*EXERCISE DETAILS:*
Select all lines holding the word "superior" from the entries that follow.
##### TASK INPUTS #####
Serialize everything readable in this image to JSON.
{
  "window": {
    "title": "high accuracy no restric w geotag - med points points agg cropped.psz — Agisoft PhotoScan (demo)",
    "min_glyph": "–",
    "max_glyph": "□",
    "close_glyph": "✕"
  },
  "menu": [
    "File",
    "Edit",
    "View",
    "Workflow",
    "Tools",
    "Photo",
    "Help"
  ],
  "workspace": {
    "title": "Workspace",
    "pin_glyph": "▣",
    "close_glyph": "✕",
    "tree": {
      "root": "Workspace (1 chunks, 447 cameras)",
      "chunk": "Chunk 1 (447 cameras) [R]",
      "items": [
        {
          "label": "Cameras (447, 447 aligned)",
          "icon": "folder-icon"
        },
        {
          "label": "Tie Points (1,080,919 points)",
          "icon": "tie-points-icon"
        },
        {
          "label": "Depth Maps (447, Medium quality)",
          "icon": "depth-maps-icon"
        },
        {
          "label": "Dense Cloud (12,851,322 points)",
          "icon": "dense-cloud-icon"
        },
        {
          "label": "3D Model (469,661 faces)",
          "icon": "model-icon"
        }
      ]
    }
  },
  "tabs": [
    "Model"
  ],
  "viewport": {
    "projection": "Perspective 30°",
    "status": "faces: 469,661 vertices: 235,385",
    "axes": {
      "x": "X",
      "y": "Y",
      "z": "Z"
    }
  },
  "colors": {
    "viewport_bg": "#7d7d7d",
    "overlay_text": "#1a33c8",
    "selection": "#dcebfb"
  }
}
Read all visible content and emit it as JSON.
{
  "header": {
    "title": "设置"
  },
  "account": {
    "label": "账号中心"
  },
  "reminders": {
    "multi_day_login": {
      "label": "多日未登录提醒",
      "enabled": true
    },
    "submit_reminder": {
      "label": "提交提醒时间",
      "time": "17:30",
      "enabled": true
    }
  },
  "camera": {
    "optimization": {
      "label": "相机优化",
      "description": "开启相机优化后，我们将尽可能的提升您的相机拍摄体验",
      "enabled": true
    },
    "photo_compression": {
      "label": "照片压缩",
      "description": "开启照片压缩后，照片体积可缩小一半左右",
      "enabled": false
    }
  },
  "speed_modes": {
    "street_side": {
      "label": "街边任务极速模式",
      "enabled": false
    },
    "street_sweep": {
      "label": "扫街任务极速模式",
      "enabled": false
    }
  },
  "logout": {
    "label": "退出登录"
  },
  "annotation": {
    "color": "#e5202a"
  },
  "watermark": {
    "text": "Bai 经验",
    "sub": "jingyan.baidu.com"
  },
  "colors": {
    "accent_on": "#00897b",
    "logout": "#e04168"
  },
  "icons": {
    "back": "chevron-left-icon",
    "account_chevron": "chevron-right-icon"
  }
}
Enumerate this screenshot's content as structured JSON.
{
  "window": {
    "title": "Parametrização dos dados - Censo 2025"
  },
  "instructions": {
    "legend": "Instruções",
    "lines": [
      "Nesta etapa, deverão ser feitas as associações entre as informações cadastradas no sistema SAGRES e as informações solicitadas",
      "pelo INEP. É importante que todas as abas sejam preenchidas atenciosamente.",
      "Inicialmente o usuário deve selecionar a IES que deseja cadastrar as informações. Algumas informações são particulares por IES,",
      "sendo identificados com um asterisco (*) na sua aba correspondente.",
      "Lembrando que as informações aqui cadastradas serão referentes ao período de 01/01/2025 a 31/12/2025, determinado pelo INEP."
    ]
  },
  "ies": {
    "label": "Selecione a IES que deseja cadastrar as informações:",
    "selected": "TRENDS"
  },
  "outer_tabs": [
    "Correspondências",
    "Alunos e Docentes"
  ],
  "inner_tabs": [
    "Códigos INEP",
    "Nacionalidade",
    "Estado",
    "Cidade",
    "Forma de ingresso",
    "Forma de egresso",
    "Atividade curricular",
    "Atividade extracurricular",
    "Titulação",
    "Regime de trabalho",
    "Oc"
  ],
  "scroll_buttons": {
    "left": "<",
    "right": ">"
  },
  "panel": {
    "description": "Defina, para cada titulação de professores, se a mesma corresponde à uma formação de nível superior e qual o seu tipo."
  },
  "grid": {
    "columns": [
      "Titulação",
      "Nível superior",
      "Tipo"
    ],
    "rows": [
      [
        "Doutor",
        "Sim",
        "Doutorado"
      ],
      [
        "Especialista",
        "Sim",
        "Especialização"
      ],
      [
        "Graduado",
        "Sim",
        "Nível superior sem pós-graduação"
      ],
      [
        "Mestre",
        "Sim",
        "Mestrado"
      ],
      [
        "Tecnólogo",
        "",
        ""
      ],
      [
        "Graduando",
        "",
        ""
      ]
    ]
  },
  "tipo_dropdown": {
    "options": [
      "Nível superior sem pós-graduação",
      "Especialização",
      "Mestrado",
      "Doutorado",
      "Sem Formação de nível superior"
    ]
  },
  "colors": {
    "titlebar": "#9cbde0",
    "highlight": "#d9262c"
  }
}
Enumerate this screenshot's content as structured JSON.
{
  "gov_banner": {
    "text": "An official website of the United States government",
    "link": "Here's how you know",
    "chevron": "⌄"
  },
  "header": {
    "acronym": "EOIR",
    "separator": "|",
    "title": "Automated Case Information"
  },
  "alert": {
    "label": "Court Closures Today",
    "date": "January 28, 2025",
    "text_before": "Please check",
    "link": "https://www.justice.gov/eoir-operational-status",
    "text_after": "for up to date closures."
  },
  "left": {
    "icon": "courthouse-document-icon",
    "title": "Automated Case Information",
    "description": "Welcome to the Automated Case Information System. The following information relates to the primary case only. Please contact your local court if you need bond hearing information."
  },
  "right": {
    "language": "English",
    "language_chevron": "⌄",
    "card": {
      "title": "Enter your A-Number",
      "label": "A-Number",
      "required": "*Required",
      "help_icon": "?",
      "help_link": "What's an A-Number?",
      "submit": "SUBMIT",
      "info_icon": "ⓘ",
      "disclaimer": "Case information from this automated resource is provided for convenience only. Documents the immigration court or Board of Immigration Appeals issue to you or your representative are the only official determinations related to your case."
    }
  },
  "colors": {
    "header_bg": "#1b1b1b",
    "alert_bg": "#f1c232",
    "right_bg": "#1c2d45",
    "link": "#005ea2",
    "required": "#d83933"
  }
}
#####
*ANSWER:*
    "description": "Defina, para cada titulação de professores, se a mesma corresponde à uma formação de nível superior e qual o seu tipo."
      "Nível superior",
        "Nível superior sem pós-graduação"
      "Nível superior sem pós-graduação",
      "Sem Formação de nível superior"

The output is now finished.